We perceive no difference in the states of mind described in the two sections.   Nor can we perceive any reason why the Legislature would wish to distinguish between the states of mind for the crime of failing to appear depending on whether the defendant was released on his or her own recognizance rather than on bail.   Both sections should be read to require proof of an identical state of mind:  willful failure to appear with the intent to evade the process of the court.

 We conclude the trial court here should have sua sponte instructed the jury on the necessary specific intent.   The court's failure to instruct on the element of specific intent denied Wesley due process and was error of constitutional dimension.  (People v. Garcia (1984) 36 Cal.3d 539, 551, 205 Cal.Rptr. 265, 684 P.2d 826;  People v. Ford (1964) 60 Cal.2d 772, 792, 36 Cal.Rptr. 620, 388 P.2d 892, cert. den. 377 U.S. 940, 84 S.Ct. 1342, 12 L.Ed.2d 303;  People v. Williams (1980) 102 Cal.App.3d 1018, 1029, 162 Cal.Rptr. 748.)   This error requires reversal unless after a review of the  entire record, this court may say that the error was harmless beyond a reasonable doubt.  (Delaware v. Van Arsdall (1986) 475 U.S. 673, 683, 106 S.Ct. 1431, 1437, 89 L.Ed.2d 674, 686.) 3

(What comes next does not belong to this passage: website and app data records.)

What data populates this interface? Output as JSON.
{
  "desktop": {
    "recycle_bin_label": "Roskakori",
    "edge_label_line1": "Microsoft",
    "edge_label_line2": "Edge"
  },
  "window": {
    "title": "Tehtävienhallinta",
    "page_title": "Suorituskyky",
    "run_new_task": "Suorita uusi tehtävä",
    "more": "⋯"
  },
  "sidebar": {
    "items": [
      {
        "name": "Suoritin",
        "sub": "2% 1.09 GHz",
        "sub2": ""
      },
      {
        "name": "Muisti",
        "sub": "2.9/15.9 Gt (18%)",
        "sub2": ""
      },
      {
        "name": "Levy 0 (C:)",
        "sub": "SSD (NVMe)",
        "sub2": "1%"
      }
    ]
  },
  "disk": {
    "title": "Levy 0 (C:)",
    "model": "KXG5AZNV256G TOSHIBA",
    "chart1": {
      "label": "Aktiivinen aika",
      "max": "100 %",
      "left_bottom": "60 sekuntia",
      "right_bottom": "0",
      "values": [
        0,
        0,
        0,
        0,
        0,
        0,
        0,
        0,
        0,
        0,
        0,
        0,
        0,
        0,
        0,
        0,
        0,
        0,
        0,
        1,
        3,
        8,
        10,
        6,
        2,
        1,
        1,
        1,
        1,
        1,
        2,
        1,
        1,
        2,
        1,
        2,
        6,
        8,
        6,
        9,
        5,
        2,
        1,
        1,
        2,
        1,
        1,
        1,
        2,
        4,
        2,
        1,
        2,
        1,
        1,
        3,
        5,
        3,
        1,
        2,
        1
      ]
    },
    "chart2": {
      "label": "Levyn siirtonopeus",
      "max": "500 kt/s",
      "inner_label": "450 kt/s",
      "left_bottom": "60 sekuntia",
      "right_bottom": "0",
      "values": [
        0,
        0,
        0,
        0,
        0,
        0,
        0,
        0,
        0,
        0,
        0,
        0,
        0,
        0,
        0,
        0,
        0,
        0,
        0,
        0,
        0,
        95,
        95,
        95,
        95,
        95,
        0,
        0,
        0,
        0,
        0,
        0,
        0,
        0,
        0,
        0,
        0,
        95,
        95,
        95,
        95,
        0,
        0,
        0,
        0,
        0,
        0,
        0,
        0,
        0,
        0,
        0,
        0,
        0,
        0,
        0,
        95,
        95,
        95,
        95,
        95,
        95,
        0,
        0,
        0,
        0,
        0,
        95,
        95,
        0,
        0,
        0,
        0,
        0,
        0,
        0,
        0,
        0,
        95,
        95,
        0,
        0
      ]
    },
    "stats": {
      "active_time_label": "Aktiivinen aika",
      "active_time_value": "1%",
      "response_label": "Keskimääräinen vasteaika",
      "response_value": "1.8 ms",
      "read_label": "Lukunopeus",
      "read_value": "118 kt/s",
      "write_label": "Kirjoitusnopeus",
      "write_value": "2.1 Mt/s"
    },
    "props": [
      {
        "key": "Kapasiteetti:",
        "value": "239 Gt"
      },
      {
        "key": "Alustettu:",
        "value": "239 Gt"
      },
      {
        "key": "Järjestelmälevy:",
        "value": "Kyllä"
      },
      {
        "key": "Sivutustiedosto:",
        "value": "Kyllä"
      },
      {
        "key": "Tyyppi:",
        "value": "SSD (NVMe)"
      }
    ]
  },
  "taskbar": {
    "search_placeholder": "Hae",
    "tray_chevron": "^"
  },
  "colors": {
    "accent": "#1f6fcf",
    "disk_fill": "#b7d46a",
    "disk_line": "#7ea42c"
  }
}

 After a review of the entire record, we cannot say the error here was harmless beyond a reasonable doubt.   Wesley's defense precisely focused on his alleged lack of intent to evade the process of the court.   He testified he, in fact, returned to court, was disoriented due to illness and medication and believed his absence would not disrupt the court proceedings since he anticipated they would be adjourned if he appeared and advised the court of his state.   We neither endorse nor pass upon the persuasiveness of any of this evidence.   We hold only that it raises issues which we cannot dismiss as inconsequential under the Chapman standard.

The judgment is reversed.

FOOTNOTES

FN1. All statutory references are to the Penal Code unless otherwise specified..  FN1. All statutory references are to the Penal Code unless otherwise specified.

2.   Webster's defines “in order to” as “for the purpose of.”   (Webster's New Internat. Dict. (3d ed. 1968) p. 1588, col. 1.)

3.   In People v. Garcia, supra, 36 Cal.3d 539, at pages 550–551, 205 Cal.Rptr. 265, 684 P.2d 826, the California Supreme Court interpreted decisions of the United States Supreme Court, particularly Sandstrom v. Montana (1979) 442 U.S. 510, 99 S.Ct. 2450, 61 L.Ed.2d 39, to require automatic reversal when a court failed to instruct on the element of intent.   However, Rose v. Clark (1986) ––– U.S. ––––, –––– – ––––, 106 S.Ct. 3101, 3107–3109, 92 L.Ed.2d 460, 472–474, holds Sandstrom error subject to the Chapman harmless error test clearly indicating Garcia misreads the controlling federal cases.  Rose v. Clark confines automatic reversal to cases in which error aborted the basic trial process such as failure to provide counsel, introduction of a coerced confession, a directed verdict for the prosecution or denial of the opportunity to present evidence before an impartial judge and jury (Rose v. Clark, supra, 478 U.S. 570 at pp. –––– – ––––, 106 S.Ct. at pp. 3105–3107, 92 L.Ed.2d at pp. 470–471.)   Since the error here is not of that scope, we apply the Chapman test.

KREMER, Presiding Justice.

WIENER and TODD, JJ., concur.